### Problem description
Copy out lines with the word "General" from the material that follows.
-- Opening Marker --
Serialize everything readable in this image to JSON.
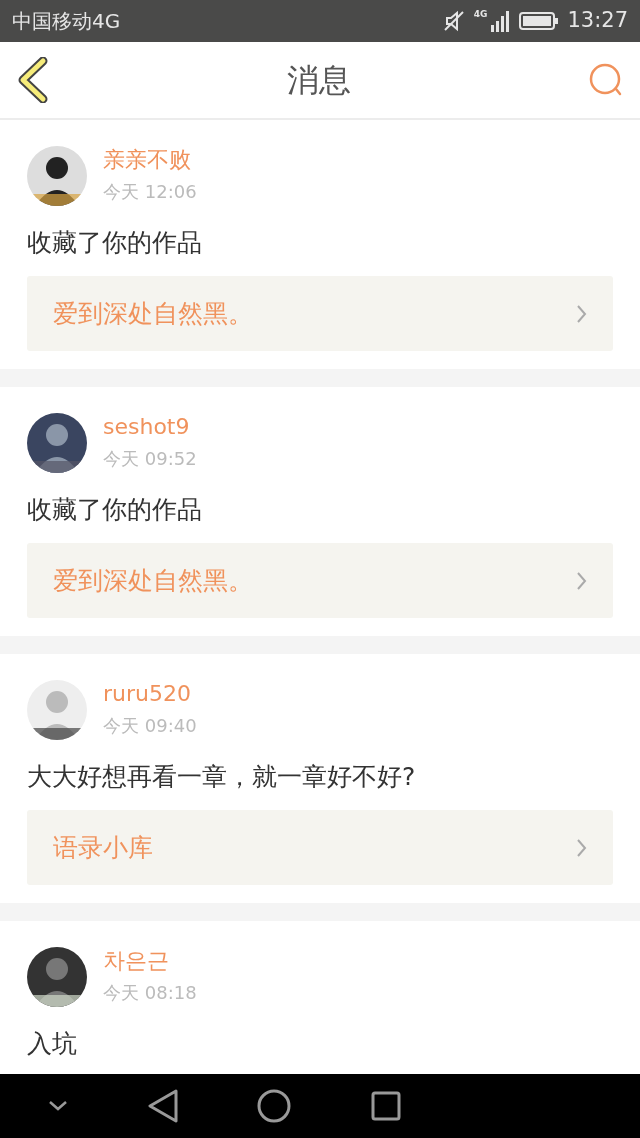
{
  "status_bar": {
    "carrier": "中国移动4G",
    "network": "4G",
    "time": "13:27"
  },
  "header": {
    "title": "消息"
  },
  "messages": [
    {
      "user": "亲亲不败",
      "time": "今天 12:06",
      "text": "收藏了你的作品",
      "link": "爱到深处自然黑。"
    },
    {
      "user": "seshot9",
      "time": "今天 09:52",
      "text": "收藏了你的作品",
      "link": "爱到深处自然黑。"
    },
    {
      "user": "ruru520",
      "time": "今天 09:40",
      "text": "大大好想再看一章，就一章好不好?",
      "link": "语录小库"
    },
    {
      "user": "차은근",
      "time": "今天 08:18",
      "text": "入坑"
    }
  ]
}
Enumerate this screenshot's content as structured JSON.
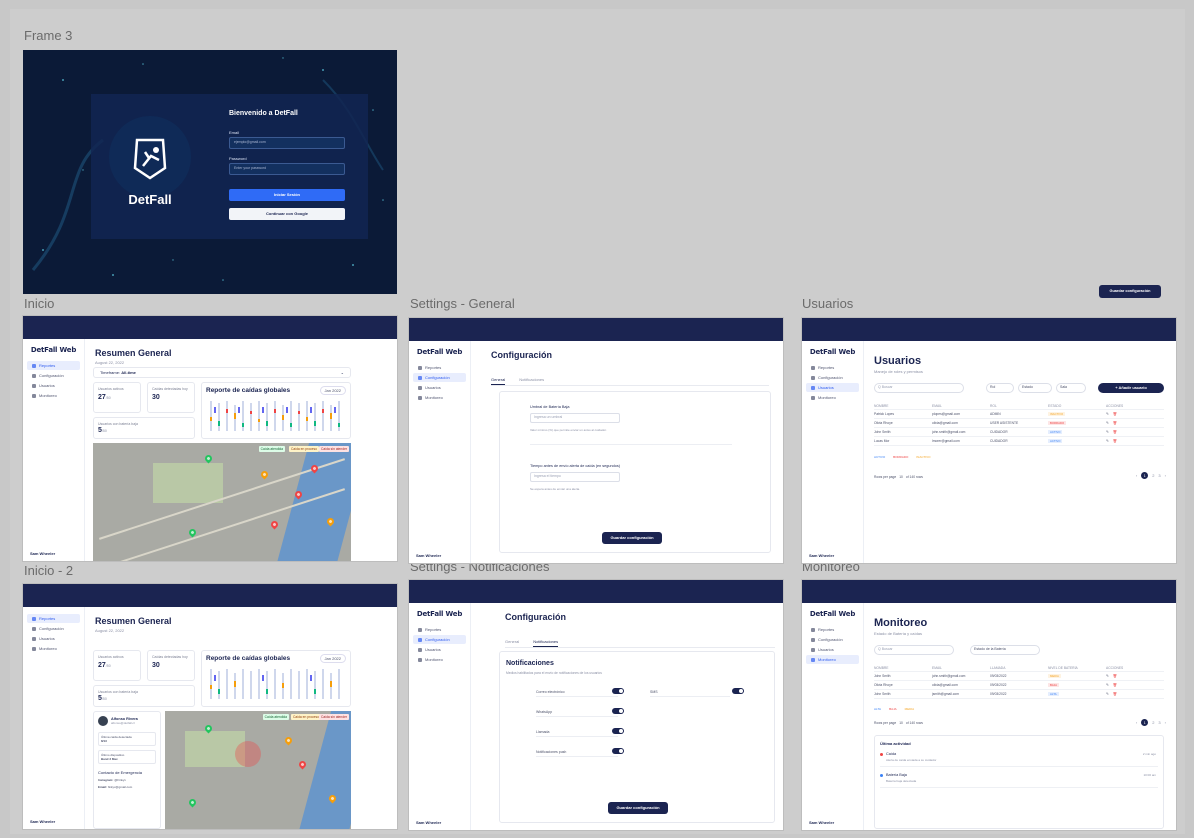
{
  "canvas_title": "Frame 3",
  "frames": {
    "inicio": "Inicio",
    "settings_general": "Settings - General",
    "usuarios": "Usuarios",
    "inicio2": "Inicio - 2",
    "settings_notif": "Settings - Notificaciones",
    "monitoreo": "Monitoreo"
  },
  "floating_save_button": "Guardar configuración",
  "login": {
    "brand": "DetFall",
    "title": "Bienvenido a DetFall",
    "email_label": "Email",
    "email_value": "ejemplo@gmail.com",
    "password_label": "Password",
    "password_placeholder": "Enter your password",
    "submit": "Iniciar Sesión",
    "google": "Continuar con Google"
  },
  "app": {
    "brand": "DetFall Web",
    "nav": [
      "Reportes",
      "Configuración",
      "Usuarios",
      "Monitoreo"
    ],
    "user_name": "Sam Wheeler"
  },
  "inicio": {
    "title": "Resumen General",
    "date": "August 22, 2022",
    "timeframe_label": "Timeframe:",
    "timeframe_value": "All-time",
    "stats": [
      {
        "label": "Usuarios activos",
        "value": "27",
        "unit": "/50"
      },
      {
        "label": "Caídas detectadas hoy",
        "value": "30",
        "unit": ""
      },
      {
        "label": "Usuarios con batería baja",
        "value": "5",
        "unit": "/50"
      }
    ],
    "chart_title": "Reporte de caídas globales",
    "chart_filter": "Jan 2022",
    "map_legend": [
      "Caída atendida",
      "Caída en proceso",
      "Caída sin atender"
    ]
  },
  "inicio2": {
    "title": "Resumen General",
    "date": "August 22, 2022",
    "profile_name": "Alfonso Rivera",
    "profile_email": "alfonso@detfall.cl",
    "last_fall_label": "Última caída detectada",
    "last_fall_value": "8/13",
    "device_label": "Último dispositivo",
    "device_value": "Band 3 Max",
    "contact_title": "Contacto de Emergencia",
    "contact_instagram_label": "Instagram:",
    "contact_instagram_value": "@Finkyx",
    "contact_email_label": "Email:",
    "contact_email_value": "finkyx@gmail.com"
  },
  "settings": {
    "title": "Configuración",
    "tab_general": "General",
    "tab_notifications": "Notificaciones",
    "battery_label": "Umbral de Batería Baja",
    "battery_placeholder": "Ingresa un umbral",
    "battery_hint": "Valor mínimo (%) que permite enviar un aviso al cuidador.",
    "wait_label": "Tiempo antes de envío alerta de caída (en segundos)",
    "wait_placeholder": "Ingresa el tiempo",
    "wait_hint": "Se espera antes de enviar una alerta.",
    "save": "Guardar configuración"
  },
  "notifications": {
    "title": "Notificaciones",
    "subtitle": "Medios habilitados para el envío de notificaciones de los usuarios",
    "options": [
      "Correo electrónico",
      "WhatsApp",
      "Llamada",
      "Notificaciones push"
    ],
    "option_right": "SMS",
    "save": "Guardar configuración"
  },
  "usuarios": {
    "title": "Usuarios",
    "subtitle": "Manejo de roles y permisos",
    "search_placeholder": "Q Buscar",
    "filters": [
      "Rol",
      "Estado",
      "Sala"
    ],
    "add_button": "+ Añadir usuario",
    "columns": [
      "NOMBRE",
      "EMAIL",
      "ROL",
      "ESTADO",
      "ACCIONES"
    ],
    "rows": [
      {
        "name": "Patrick Lopes",
        "email": "plopes@gmail.com",
        "role": "ADMIN",
        "status": "INACTIVO",
        "status_color": "#f5a524"
      },
      {
        "name": "Olivia Rhoye",
        "email": "olivia@gmail.com",
        "role": "USER ASISTENTE",
        "status": "BORRADO",
        "status_color": "#ef4444"
      },
      {
        "name": "John Smith",
        "email": "john.smith@gmail.com",
        "role": "CUIDADOR",
        "status": "ACTIVO",
        "status_color": "#3b82f6"
      },
      {
        "name": "Lucas Mor",
        "email": "lmorer@gmail.com",
        "role": "CUIDADOR",
        "status": "ACTIVO",
        "status_color": "#3b82f6"
      }
    ],
    "legend": [
      "ACTIVO",
      "BORRADO",
      "INACTIVO"
    ],
    "rows_per_page": "Rows per page",
    "rows_value": "10",
    "range": "of 140 rows"
  },
  "monitoreo": {
    "title": "Monitoreo",
    "subtitle": "Estado de Batería y caídas",
    "search_placeholder": "Q Buscar",
    "filter": "Estado de la Batería",
    "columns": [
      "NOMBRE",
      "EMAIL",
      "LLAMADA",
      "NIVEL DE BATERÍA",
      "ACCIONES"
    ],
    "rows": [
      {
        "name": "John Smith",
        "email": "john.smith@gmail.com",
        "date": "09/03/2022",
        "level": "MEDIA",
        "color": "#f5a524"
      },
      {
        "name": "Olivia Rhoye",
        "email": "olivia@gmail.com",
        "date": "09/03/2022",
        "level": "BAJA",
        "color": "#ef4444"
      },
      {
        "name": "John Smith",
        "email": "jsmith@gmail.com",
        "date": "09/03/2022",
        "level": "ALTA",
        "color": "#3b82f6"
      }
    ],
    "legend": [
      "ALTA",
      "BAJA",
      "MEDIA"
    ],
    "rows_per_page": "Rows per page",
    "rows_value": "10",
    "range": "of 140 rows",
    "activity_title": "Última actividad",
    "activity": [
      {
        "label": "Caída",
        "time": "2 min ago",
        "text": "Alerta de caída enviada a su cuidador",
        "color": "#ef4444"
      },
      {
        "label": "Batería Baja",
        "time": "10:00 am",
        "text": "Batería baja detectada",
        "color": "#3b82f6"
      }
    ]
  }
}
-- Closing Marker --
### Solution below
    "settings_general": "Settings - General",
    "title": "Resumen General",
    "title": "Resumen General",
    "tab_general": "General",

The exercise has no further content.